What the exercise asks :: Copy the entries below in full, keeping them exactly as they are.
*** Opening of Dataset excerpts ***
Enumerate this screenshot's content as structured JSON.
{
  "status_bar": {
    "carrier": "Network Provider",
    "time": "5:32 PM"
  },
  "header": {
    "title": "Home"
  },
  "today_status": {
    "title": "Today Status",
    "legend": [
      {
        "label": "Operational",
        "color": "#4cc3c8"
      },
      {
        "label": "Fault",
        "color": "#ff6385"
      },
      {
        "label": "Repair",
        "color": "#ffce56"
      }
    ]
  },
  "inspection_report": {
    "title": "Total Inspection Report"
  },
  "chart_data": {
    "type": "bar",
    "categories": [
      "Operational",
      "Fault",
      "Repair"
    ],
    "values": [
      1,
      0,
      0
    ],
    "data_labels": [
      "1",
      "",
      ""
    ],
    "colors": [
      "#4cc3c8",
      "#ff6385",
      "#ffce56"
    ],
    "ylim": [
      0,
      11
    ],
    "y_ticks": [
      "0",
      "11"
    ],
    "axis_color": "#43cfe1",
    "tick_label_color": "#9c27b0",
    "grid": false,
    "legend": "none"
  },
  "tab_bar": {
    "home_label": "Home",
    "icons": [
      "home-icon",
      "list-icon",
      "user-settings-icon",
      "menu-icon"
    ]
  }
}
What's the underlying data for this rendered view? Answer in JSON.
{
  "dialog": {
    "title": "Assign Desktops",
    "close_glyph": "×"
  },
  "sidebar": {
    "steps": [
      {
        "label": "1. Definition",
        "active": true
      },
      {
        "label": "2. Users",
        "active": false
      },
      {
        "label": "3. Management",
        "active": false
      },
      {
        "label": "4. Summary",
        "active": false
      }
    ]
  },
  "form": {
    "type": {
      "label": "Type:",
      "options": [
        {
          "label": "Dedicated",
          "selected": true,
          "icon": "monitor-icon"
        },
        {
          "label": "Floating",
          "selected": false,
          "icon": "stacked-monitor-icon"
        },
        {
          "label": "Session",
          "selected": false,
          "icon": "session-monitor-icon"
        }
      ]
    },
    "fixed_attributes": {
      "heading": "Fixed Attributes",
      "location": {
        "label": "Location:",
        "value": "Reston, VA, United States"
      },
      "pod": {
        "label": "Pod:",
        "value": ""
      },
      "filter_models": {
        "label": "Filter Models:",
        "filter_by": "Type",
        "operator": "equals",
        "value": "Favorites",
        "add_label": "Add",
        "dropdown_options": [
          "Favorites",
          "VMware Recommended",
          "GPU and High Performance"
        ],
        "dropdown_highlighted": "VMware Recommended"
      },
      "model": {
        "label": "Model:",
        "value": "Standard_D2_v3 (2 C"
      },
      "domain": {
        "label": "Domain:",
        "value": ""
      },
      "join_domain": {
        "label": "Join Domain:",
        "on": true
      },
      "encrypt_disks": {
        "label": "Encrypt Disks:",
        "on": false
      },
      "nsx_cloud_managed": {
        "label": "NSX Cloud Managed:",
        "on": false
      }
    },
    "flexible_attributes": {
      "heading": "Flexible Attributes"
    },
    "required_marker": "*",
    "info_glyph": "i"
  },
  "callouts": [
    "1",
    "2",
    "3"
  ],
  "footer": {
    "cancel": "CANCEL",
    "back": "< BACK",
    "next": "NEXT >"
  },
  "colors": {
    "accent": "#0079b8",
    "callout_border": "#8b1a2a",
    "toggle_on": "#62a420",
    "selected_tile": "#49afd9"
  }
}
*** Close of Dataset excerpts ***
Answer ::
Enumerate this screenshot's content as structured JSON.
{
  "status_bar": {
    "carrier": "Network Provider",
    "time": "5:32 PM"
  },
  "header": {
    "title": "Home"
  },
  "today_status": {
    "title": "Today Status",
    "legend": [
      {
        "label": "Operational",
        "color": "#4cc3c8"
      },
      {
        "label": "Fault",
        "color": "#ff6385"
      },
      {
        "label": "Repair",
        "color": "#ffce56"
      }
    ]
  },
  "inspection_report": {
    "title": "Total Inspection Report"
  },
  "chart_data": {
    "type": "bar",
    "categories": [
      "Operational",
      "Fault",
      "Repair"
    ],
    "values": [
      1,
      0,
      0
    ],
    "data_labels": [
      "1",
      "",
      ""
    ],
    "colors": [
      "#4cc3c8",
      "#ff6385",
      "#ffce56"
    ],
    "ylim": [
      0,
      11
    ],
    "y_ticks": [
      "0",
      "11"
    ],
    "axis_color": "#43cfe1",
    "tick_label_color": "#9c27b0",
    "grid": false,
    "legend": "none"
  },
  "tab_bar": {
    "home_label": "Home",
    "icons": [
      "home-icon",
      "list-icon",
      "user-settings-icon",
      "menu-icon"
    ]
  }
}
What's the underlying data for this rendered view? Answer in JSON.
{
  "dialog": {
    "title": "Assign Desktops",
    "close_glyph": "×"
  },
  "sidebar": {
    "steps": [
      {
        "label": "1. Definition",
        "active": true
      },
      {
        "label": "2. Users",
        "active": false
      },
      {
        "label": "3. Management",
        "active": false
      },
      {
        "label": "4. Summary",
        "active": false
      }
    ]
  },
  "form": {
    "type": {
      "label": "Type:",
      "options": [
        {
          "label": "Dedicated",
          "selected": true,
          "icon": "monitor-icon"
        },
        {
          "label": "Floating",
          "selected": false,
          "icon": "stacked-monitor-icon"
        },
        {
          "label": "Session",
          "selected": false,
          "icon": "session-monitor-icon"
        }
      ]
    },
    "fixed_attributes": {
      "heading": "Fixed Attributes",
      "location": {
        "label": "Location:",
        "value": "Reston, VA, United States"
      },
      "pod": {
        "label": "Pod:",
        "value": ""
      },
      "filter_models": {
        "label": "Filter Models:",
        "filter_by": "Type",
        "operator": "equals",
        "value": "Favorites",
        "add_label": "Add",
        "dropdown_options": [
          "Favorites",
          "VMware Recommended",
          "GPU and High Performance"
        ],
        "dropdown_highlighted": "VMware Recommended"
      },
      "model": {
        "label": "Model:",
        "value": "Standard_D2_v3 (2 C"
      },
      "domain": {
        "label": "Domain:",
        "value": ""
      },
      "join_domain": {
        "label": "Join Domain:",
        "on": true
      },
      "encrypt_disks": {
        "label": "Encrypt Disks:",
        "on": false
      },
      "nsx_cloud_managed": {
        "label": "NSX Cloud Managed:",
        "on": false
      }
    },
    "flexible_attributes": {
      "heading": "Flexible Attributes"
    },
    "required_marker": "*",
    "info_glyph": "i"
  },
  "callouts": [
    "1",
    "2",
    "3"
  ],
  "footer": {
    "cancel": "CANCEL",
    "back": "< BACK",
    "next": "NEXT >"
  },
  "colors": {
    "accent": "#0079b8",
    "callout_border": "#8b1a2a",
    "toggle_on": "#62a420",
    "selected_tile": "#49afd9"
  }
}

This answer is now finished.